Originally Posted by Mannie Bothans
Thanks Matt. At this point, I don't remember from whom I got what, but yes, every single plant that I have obtained from a member here (that is still alive) is in that tank right now. It is my first and only tank ever. My wife can't believe I am getting into this hobby. I have a brown thumb when it comes to terrestrial plants and gardening.
I had one really nice crypt nurii motherplant that melted away and now all I have is roots. Can a plant of this type come back from just roots? Back when I had them in buckets I flooded them with too much light and didn't balance that out with CO2, etc, and lost many plants that way. Others are having trouble acclimating to my water specs, but some are thriving. I still need to find a good balance of photoperiod, though.
Now I need to read up regarding how to take better aquarium photographs.
Crypts will generally not respond well to moving, and will often melt away. However they will usually come back from what I have read. I wouldn't disturb it for a while and see. I think you got the h. difformis (wisteria) and a milfoil from me. Hopefully they made it alright!
Regarding photography, I have come a long way in that aspect. These two pictures are of the same tank:
Obviously the tank had grown out in between, but this works well as an example so I'm using these. The first thing I was doing wrong in the first picture was taking photo's during the day time. Since 99% of the time we are trying to photograph what inside the tank, there is no reason for the distraction of having the room lit. This also cuts down on reflections off the glass. Along with this concept, never use the flash. Compensate for the lower ambient with a longer shutter speed and a tripod (back of a chair in my case)

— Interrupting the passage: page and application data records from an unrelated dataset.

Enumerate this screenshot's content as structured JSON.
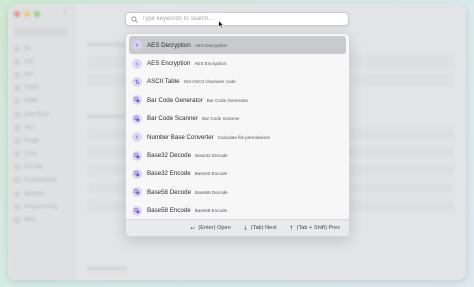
{
  "window": {
    "sidebar": {
      "toggle_icon": "sidebar-toggle-icon",
      "items": [
        "All",
        "URL",
        "API",
        "JSON",
        "YAML",
        "Date/Time",
        "Text",
        "Image",
        "Color",
        "Encode",
        "Cryptography",
        "Network",
        "Programming",
        "Web"
      ]
    }
  },
  "search": {
    "placeholder": "Type keywords to search...",
    "value": "",
    "icon": "search-icon"
  },
  "results": [
    {
      "name": "AES Decryption",
      "desc": "AES Decryption",
      "icon": "crypto-icon",
      "selected": true
    },
    {
      "name": "AES Encryption",
      "desc": "AES Encryption",
      "icon": "crypto-icon"
    },
    {
      "name": "ASCII Table",
      "desc": "Get ASCII character code",
      "icon": "text-icon"
    },
    {
      "name": "Bar Code Generator",
      "desc": "Bar Code Generator",
      "icon": "encode-icon"
    },
    {
      "name": "Bar Code Scanner",
      "desc": "Bar Code Scanner",
      "icon": "encode-icon"
    },
    {
      "name": "Number Base Converter",
      "desc": "Calculate file permissions",
      "icon": "crypto-icon"
    },
    {
      "name": "Base32 Decode",
      "desc": "Base32 Decode",
      "icon": "encode-icon"
    },
    {
      "name": "Base32 Encode",
      "desc": "Base32 Encode",
      "icon": "encode-icon"
    },
    {
      "name": "Base58 Decode",
      "desc": "Base58 Decode",
      "icon": "encode-icon"
    },
    {
      "name": "Base58 Encode",
      "desc": "Base58 Encode",
      "icon": "encode-icon"
    }
  ],
  "footer": {
    "open_key": "↵",
    "open_label": "(Enter) Open",
    "next_key": "↓",
    "next_label": "(Tab) Next",
    "prev_key": "↑",
    "prev_label": "(Tab + Shift) Prev"
  },
  "colors": {
    "accent_icon": "#7b5fd0",
    "selected_row": "#c9cacd",
    "icon_bg": "#ddd8f1"
  }
}
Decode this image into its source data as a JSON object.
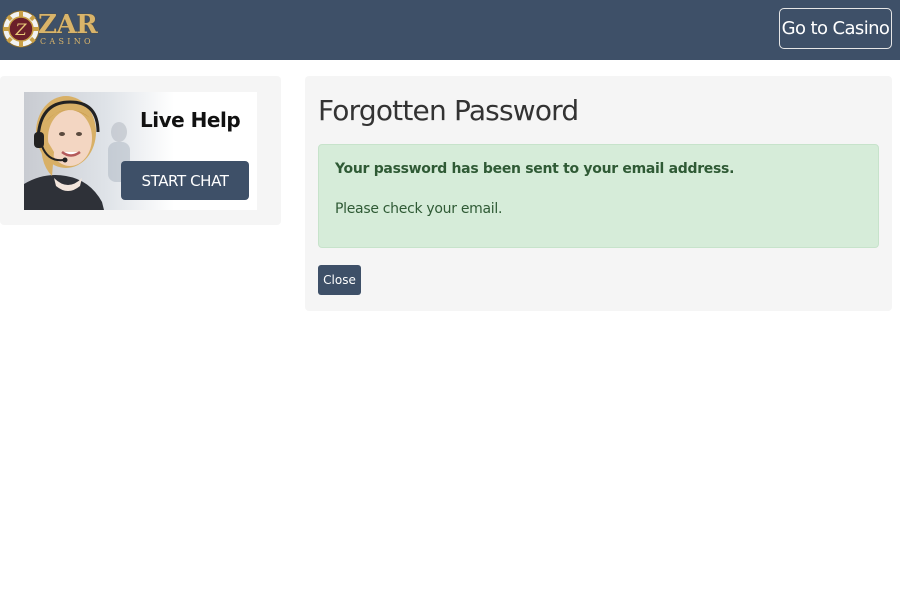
{
  "header": {
    "logo_text": "ZAR",
    "logo_subtext": "CASINO",
    "go_casino_label": "Go to Casino",
    "background_color": "#3e5068"
  },
  "sidebar": {
    "banner_title": "Live Help",
    "start_chat_label": "START CHAT"
  },
  "main": {
    "title": "Forgotten Password",
    "alert": {
      "title": "Your password has been sent to your email address.",
      "message": "Please check your email.",
      "color": "#d6ecd9"
    },
    "close_label": "Close"
  },
  "icons": {
    "logo": "casino-chip-icon",
    "support_photo": "support-agent-photo"
  }
}
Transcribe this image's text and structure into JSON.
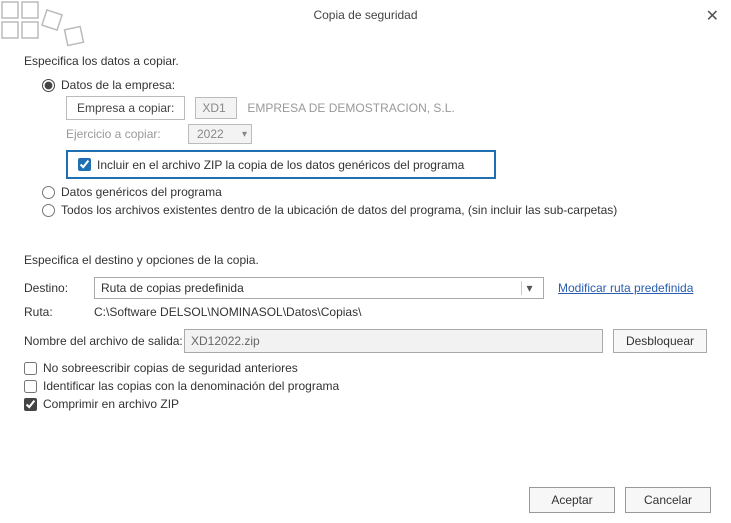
{
  "window": {
    "title": "Copia de seguridad"
  },
  "section1": {
    "header": "Especifica los datos a copiar.",
    "opt_empresa": "Datos de la empresa:",
    "empresa_btn": "Empresa a copiar:",
    "empresa_code": "XD1",
    "empresa_name": "EMPRESA DE DEMOSTRACION, S.L.",
    "ejercicio_label": "Ejercicio a copiar:",
    "ejercicio_value": "2022",
    "incluir_generic": "Incluir en el archivo ZIP la copia de los datos genéricos del programa",
    "opt_genericos": "Datos genéricos del programa",
    "opt_todos": "Todos los archivos existentes dentro de la ubicación de datos del programa, (sin incluir las sub-carpetas)"
  },
  "section2": {
    "header": "Especifica el destino y opciones de la copia.",
    "destino_label": "Destino:",
    "destino_value": "Ruta de copias predefinida",
    "modificar_link": "Modificar ruta predefinida",
    "ruta_label": "Ruta:",
    "ruta_value": "C:\\Software DELSOL\\NOMINASOL\\Datos\\Copias\\",
    "nombre_label": "Nombre del archivo de salida:",
    "nombre_value": "XD12022.zip",
    "desbloquear": "Desbloquear",
    "chk_no_sobre": "No sobreescribir copias de seguridad anteriores",
    "chk_identificar": "Identificar las copias con la denominación del programa",
    "chk_comprimir": "Comprimir en archivo ZIP"
  },
  "footer": {
    "accept": "Aceptar",
    "cancel": "Cancelar"
  }
}
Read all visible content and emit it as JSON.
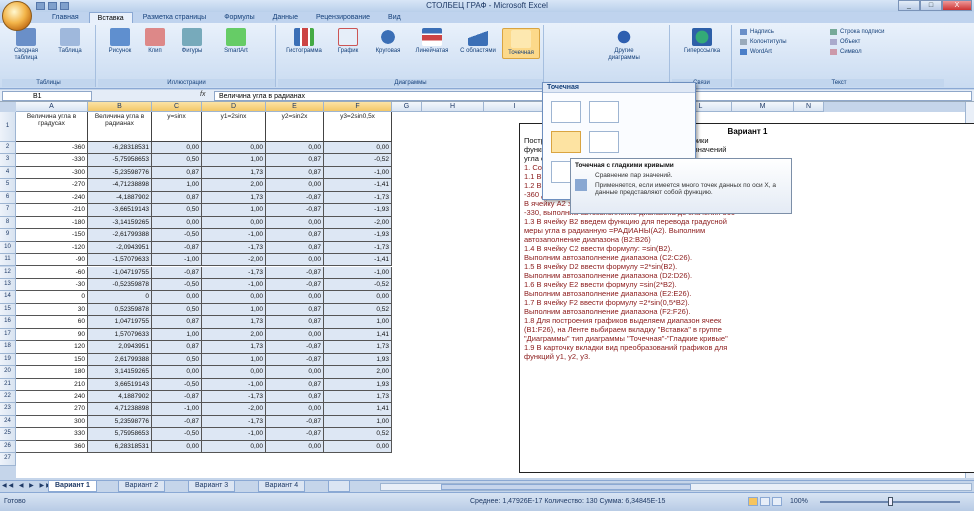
{
  "window": {
    "title": "СТОЛБЕЦ ГРАФ - Microsoft Excel",
    "qat": [
      "save",
      "undo",
      "redo"
    ],
    "controls": [
      "_",
      "□",
      "X"
    ]
  },
  "tabs": [
    "Главная",
    "Вставка",
    "Разметка страницы",
    "Формулы",
    "Данные",
    "Рецензирование",
    "Вид"
  ],
  "ribbon": {
    "groups": [
      "Таблицы",
      "Иллюстрации",
      "Диаграммы",
      "Связи",
      "Текст"
    ],
    "buttons": [
      "Сводная таблица",
      "Таблица",
      "Рисунок",
      "Клип",
      "Фигуры",
      "SmartArt",
      "Гистограмма",
      "График",
      "Круговая",
      "Линейчатая",
      "С областями",
      "Точечная",
      "Другие диаграммы",
      "Гиперссылка"
    ],
    "text_items": [
      "Надпись",
      "Колонтитулы",
      "WordArt",
      "Строка подписи",
      "Объект",
      "Символ"
    ]
  },
  "formula_bar": {
    "name_box": "B1",
    "fx": "fx",
    "content": "Величина угла в радианах"
  },
  "columns": [
    "A",
    "B",
    "C",
    "D",
    "E",
    "F",
    "G",
    "H",
    "I",
    "J",
    "K",
    "L",
    "M",
    "N"
  ],
  "headers": [
    "Величина угла в градусах",
    "Величина угла в радианах",
    "y=sinx",
    "y1=2sinx",
    "y2=sin2x",
    "y3=2sin0,5x"
  ],
  "rows": [
    [
      "-360",
      "-6,28318531",
      "0,00",
      "0,00",
      "0,00",
      "0,00"
    ],
    [
      "-330",
      "-5,75958653",
      "0,50",
      "1,00",
      "0,87",
      "-0,52"
    ],
    [
      "-300",
      "-5,23598776",
      "0,87",
      "1,73",
      "0,87",
      "-1,00"
    ],
    [
      "-270",
      "-4,71238898",
      "1,00",
      "2,00",
      "0,00",
      "-1,41"
    ],
    [
      "-240",
      "-4,1887902",
      "0,87",
      "1,73",
      "-0,87",
      "-1,73"
    ],
    [
      "-210",
      "-3,66519143",
      "0,50",
      "1,00",
      "-0,87",
      "-1,93"
    ],
    [
      "-180",
      "-3,14159265",
      "0,00",
      "0,00",
      "0,00",
      "-2,00"
    ],
    [
      "-150",
      "-2,61799388",
      "-0,50",
      "-1,00",
      "0,87",
      "-1,93"
    ],
    [
      "-120",
      "-2,0943951",
      "-0,87",
      "-1,73",
      "0,87",
      "-1,73"
    ],
    [
      "-90",
      "-1,57079633",
      "-1,00",
      "-2,00",
      "0,00",
      "-1,41"
    ],
    [
      "-60",
      "-1,04719755",
      "-0,87",
      "-1,73",
      "-0,87",
      "-1,00"
    ],
    [
      "-30",
      "-0,52359878",
      "-0,50",
      "-1,00",
      "-0,87",
      "-0,52"
    ],
    [
      "0",
      "0",
      "0,00",
      "0,00",
      "0,00",
      "0,00"
    ],
    [
      "30",
      "0,52359878",
      "0,50",
      "1,00",
      "0,87",
      "0,52"
    ],
    [
      "60",
      "1,04719755",
      "0,87",
      "1,73",
      "0,87",
      "1,00"
    ],
    [
      "90",
      "1,57079633",
      "1,00",
      "2,00",
      "0,00",
      "1,41"
    ],
    [
      "120",
      "2,0943951",
      "0,87",
      "1,73",
      "-0,87",
      "1,73"
    ],
    [
      "150",
      "2,61799388",
      "0,50",
      "1,00",
      "-0,87",
      "1,93"
    ],
    [
      "180",
      "3,14159265",
      "0,00",
      "0,00",
      "0,00",
      "2,00"
    ],
    [
      "210",
      "3,66519143",
      "-0,50",
      "-1,00",
      "0,87",
      "1,93"
    ],
    [
      "240",
      "4,1887902",
      "-0,87",
      "-1,73",
      "0,87",
      "1,73"
    ],
    [
      "270",
      "4,71238898",
      "-1,00",
      "-2,00",
      "0,00",
      "1,41"
    ],
    [
      "300",
      "5,23598776",
      "-0,87",
      "-1,73",
      "-0,87",
      "1,00"
    ],
    [
      "330",
      "5,75958653",
      "-0,50",
      "-1,00",
      "-0,87",
      "0,52"
    ],
    [
      "360",
      "6,28318531",
      "0,00",
      "0,00",
      "0,00",
      "0,00"
    ]
  ],
  "row_numbers": [
    "1",
    "2",
    "3",
    "4",
    "5",
    "6",
    "7",
    "8",
    "9",
    "10",
    "11",
    "12",
    "13",
    "14",
    "15",
    "16",
    "17",
    "18",
    "19",
    "20",
    "21",
    "22",
    "23",
    "24",
    "25",
    "26",
    "27"
  ],
  "textbox": {
    "title": "Вариант 1",
    "lines": [
      "Построить в одной координатной плоскости графики",
      "функций y=sinx, y=2sinx, y=sin2x, y=2sin0,5x для значений",
      "угла от -360 до 360 с шагом 30.",
      "1. Создание таблицы значений заданных функций",
      "1.1 В ячейки A1:F1 ввести названия заголовки столбцов.",
      "1.2 В ячейке A2 ввести значение величины углов от",
      "-360 до 360 с шагом 30.",
      "В ячейку A2 значение -360, в ячейку A3 значение",
      "-330, выполним автозаполнение диапазона до значения 360",
      "1.3 В ячейку B2 введем функцию для перевода градусной",
      "меры угла в радианную =РАДИАНЫ(A2). Выполним",
      "автозаполнение диапазона (B2:B26)",
      "1.4 В ячейку C2 ввести формулу: =sin(B2).",
      "Выполним автозаполнение диапазона (C2:C26).",
      "1.5 В ячейку D2 ввести формулу =2*sin(B2).",
      "Выполним автозаполнение диапазона (D2:D26).",
      "1.6 В ячейку E2 ввести формулу =sin(2*B2).",
      "Выполним автозаполнение диапазона (E2:E26).",
      "1.7 В ячейку F2 ввести формулу =2*sin(0,5*B2).",
      "Выполним автозаполнение диапазона (F2:F26).",
      "1.8 Для построения графиков выделяем диапазон ячеек",
      "(B1:F26), на Ленте выбираем вкладку \"Вставка\" в группе",
      "\"Диаграммы\" тип диаграммы \"Точечная\"-\"Гладкие кривые\"",
      "1.9 В карточку вкладки вид преобразований графиков для",
      "функций y1, y2, y3."
    ]
  },
  "dropdown": {
    "title": "Точечная"
  },
  "tooltip": {
    "title": "Точечная с гладкими кривыми",
    "line1": "Сравнение пар значений.",
    "line2": "Применяется, если имеется много точек данных по оси X, а данные представляют собой функцию."
  },
  "sheets": [
    "Вариант 1",
    "Вариант 2",
    "Вариант 3",
    "Вариант 4"
  ],
  "status": {
    "ready": "Готово",
    "stats": "Среднее: 1,47926E-17   Количество: 130   Сумма: 6,34845E-15",
    "zoom": "100%"
  }
}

Another thing I've noticed makes a huge diference is the white balance settings. When they are off, the tank can look very yellow, or very blue. This makes for a bad picture, and I really struggled to figure this out. Eventually I found that my camera works best on AUTO white balance, but the same results could be gotten using a correct preset, or by calibrating with something pure white inside the tank and using that feature on your camera (if it has one)
The angle of the photo has also seemed to make a big difference. I find that second picture I posted to be my favorite angle/viewpoint, and pictures I take with that pose come out best more often than not. I find whole tank shots to be more appealing as well, not that close-ups should be ignore though!
Hope this helps, just passing along some info I have found/discovered.